“The Canadian company broke the law and it did not meet international standards when it was running the project,” said Thein Than Oo of the Myanmar Lawyers Network.
“The company started the copper mine before the Chinese company Wanbao took over,” he said, adding that it was unclear whether Wanbao was required to adhere to international law by regulators in its home country. “However, the Canadian company, Ivanhoe should follow international law because it comes from a democratic country with a more active civil society,” he said.
Ivanhoe has been under intense scrutiny by Canadian civil society groups for more than 15 years, following widespread allegations that it has been complicit in human rights violations and environmental degradation in several of the world’s most impoverished nations.

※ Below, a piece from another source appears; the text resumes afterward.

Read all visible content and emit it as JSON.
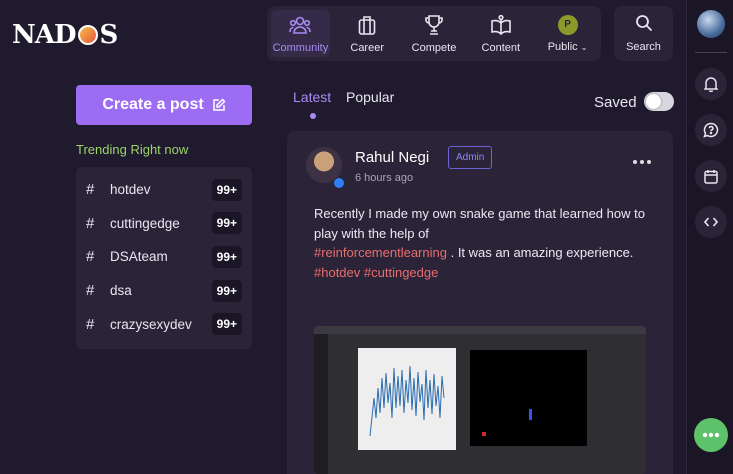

Mining Watch Canada detailed allegations of Ivanhoe’s misconduct in Myanmar in the report “Grave Diggers”, which was published in 2000.
The Canadian government, however, is widely considered to be very supportive of Canadian mining companies, even those accused of human rights abuses and environmental degradation in developing and least developed countries.
Thein Than Oo said that two American lawyers who handled a case against Chevron would work on the lawsuit against Ivanhoe, and that more international assistance would be sought.
source: Eleven Myanmar